In case you haven’t been paying attention all summer long, real estate across much of the province has made a COVID comeback — and then some.
Both July and August have set records for sales and pricing in the cottage country region, as pent-up buyer demand from the spring spilled over into the summer months.
But as September arrives, and with it, the end of summer, many interested in Muskoka real estate are left wondering: What comes next?
I think it’s going to go one of two ways,” says Ross Halloran, Broker at Sotheby’s International Realty. “Essentially, it’s the pragmatic approach vs the Pollyanna outlook.”
Halloran, who has been a top agent in the Muskoka region — as well as in Haliburton and in The Kawarthas — for years now, leads a team of nine agents who have now seen one of their busiest summers on record. Something Halloran certainly wasn’t expecting back in March when he went to his team and told them, “Listen, this is going to be a brutal summer.”
It has turned out, of course, to be very far from brutal (unless you’ve been looking for a last-minute rental property) for many in the region, particularly sellers. Buyers, however, have had some troubles, simply given the lack of inventory available.
On Muskoka’s ‘Big 3’ lakes — Joseph, Rosseau, and Muskoka — there are a limited number of properties to begin with. Lake Jo has somewhere in the neighbourhood of 1,200 cottages, Lake Rosseau another 1,400 or so, and Lake Muskoka, by far the largest of the three, has approximately 4,400 properties to choose from. Over all, that’s little more than 7,000 cottages, only a fraction of which will be for sale at any given time. As Halloran points out, a popular expression in the region is “God isn’t making any more waterfront.”
Add to the equation an earth-stopping (or at least travel-stopping) pandemic, and demand has surged to an all-time high.
But what exactly does that mean for the fall, winter, and into the spring and summer of 2021? Well, two paths seem to have diverged in a (Muskoka) wood, and the market is still deciding which one it will choose…
Pragmatic Approach: Balance Yourself
With the onset of COVID-19 and the travel restrictions that quickly followed, many sellers who were prepared to list their property in the spring settled back into their cottage for one more year, according to Halloran.
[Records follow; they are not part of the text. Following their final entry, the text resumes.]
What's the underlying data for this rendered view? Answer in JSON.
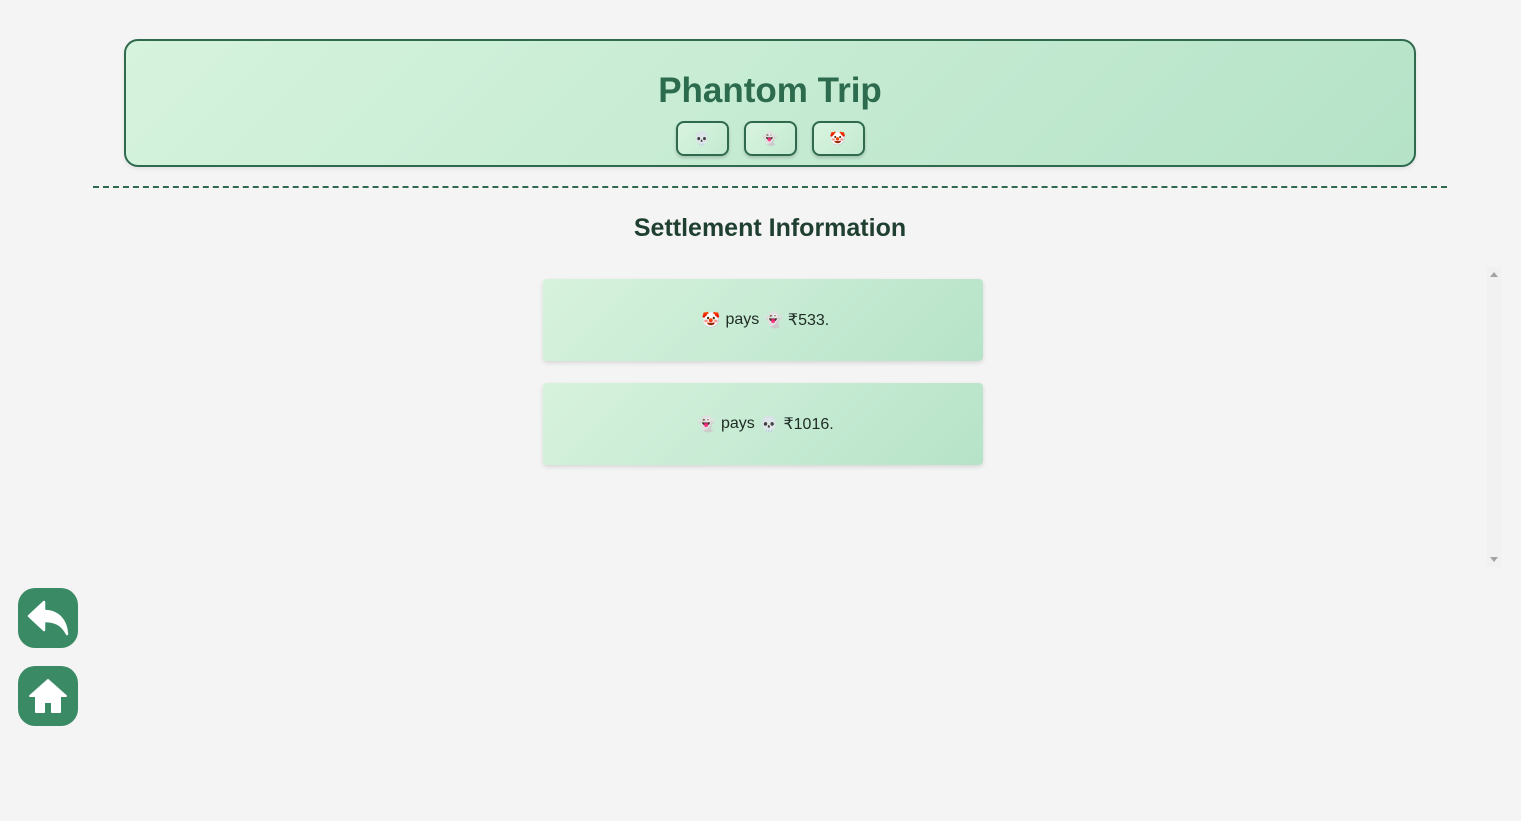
{
  "header": {
    "title": "Phantom Trip",
    "members": [
      {
        "emoji": "💀",
        "icon": "skull-icon"
      },
      {
        "emoji": "👻",
        "icon": "ghost-icon"
      },
      {
        "emoji": "🤡",
        "icon": "clown-icon"
      }
    ]
  },
  "settlement": {
    "title": "Settlement Information",
    "items": [
      {
        "from": "🤡",
        "verb": "pays",
        "to": "👻",
        "amount": "₹533."
      },
      {
        "from": "👻",
        "verb": "pays",
        "to": "💀",
        "amount": "₹1016."
      }
    ]
  },
  "nav": {
    "back_icon": "back-arrow-icon",
    "home_icon": "home-icon"
  },
  "colors": {
    "accent": "#2f6a4f",
    "fab": "#3a8a66",
    "card_start": "#d7f2dd",
    "card_end": "#b6e3c8",
    "background": "#f4f4f4"
  }
}
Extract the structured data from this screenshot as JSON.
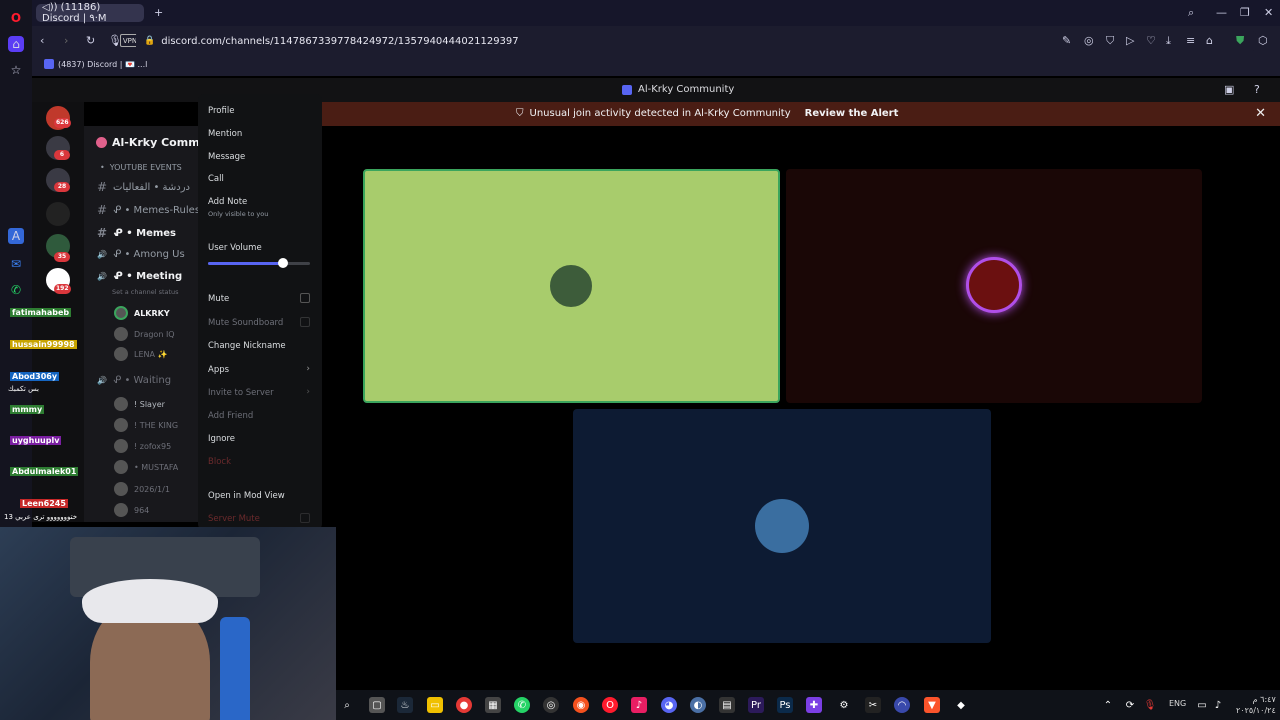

It was a perfect place for people to bring their families during the initial stages of the pandemic.
But now, as summer comes to an end, the old question of selling their property raises its head once again. And with market demand raising prices to an all-time high, the chance to sell may be even harder to pass up for those who were already planning to do so before COVID came along.
“Of course, so much depends on a second wave,” Halloran admits. If a second wave occurs this fall, more and more people will continue to be affected by job losses and the end of government subsidies, and will find themselves facing an unsteady economy; many could be forced to choose between keeping a house in the city or keeping a recreational property rather than holding onto both.
If more and more cottagers side with the city after enjoying a final hurrah with their Muskoka property this summer, a high number of cottages could hit the market quickly in the fall. Combine this with the potential for buyers to back off if a second wave arrives, choosing to see how the economy plays out, and the chances for a balanced market certainly seem feasible at this point.
Pollyanna Outlook: Muskoka Sells Itself
The influx of people that rushed to secure a Muskoka experience this summer — either through buying or renting — will, simply put, fall in love with the region.
“The weather has been amazing up here this summer,” says Halloran. “For many, this summer was like an immersive trial experience.”
In fact, Muskoka was so busy with new buyers and renters that Halloran feels most of the “economic impact on cottage country [due to COVID] has been mitigated by the demand and influx of new people.”
“You can’t even buy a boat in Muskoka right now – they’re on back order for 6 weeks,” he adds.
And while seasoned cottagers found themselves surrounded by ‘newbies’ this year, many members of that freshman class will consider permanently incorporating Muskoka living into their future.
“This is part of their vision for their new life moving forward in COVID,” says Halloran, alluding to the possibly forever-changed office climate that will now allow employees to spend more and more of their time working remotely.
Current demand certainly seems to suggest that people have found ways to spend their summer up north. And nothing right now seems to suggest that where people can choose to be on any given day of the week is about to change. If this freedom from the office keeps up, the Muskoka market could reach unprecedented levels of demand.
As for Halloran, which way does he think the market’s going to go?
“I’m a pragmatist: hope for the best, plan for the worst,” he says chuckling.
“But it would be wonderful to see people suddenly experience Muskoka in different seasons and to get hooked on it.”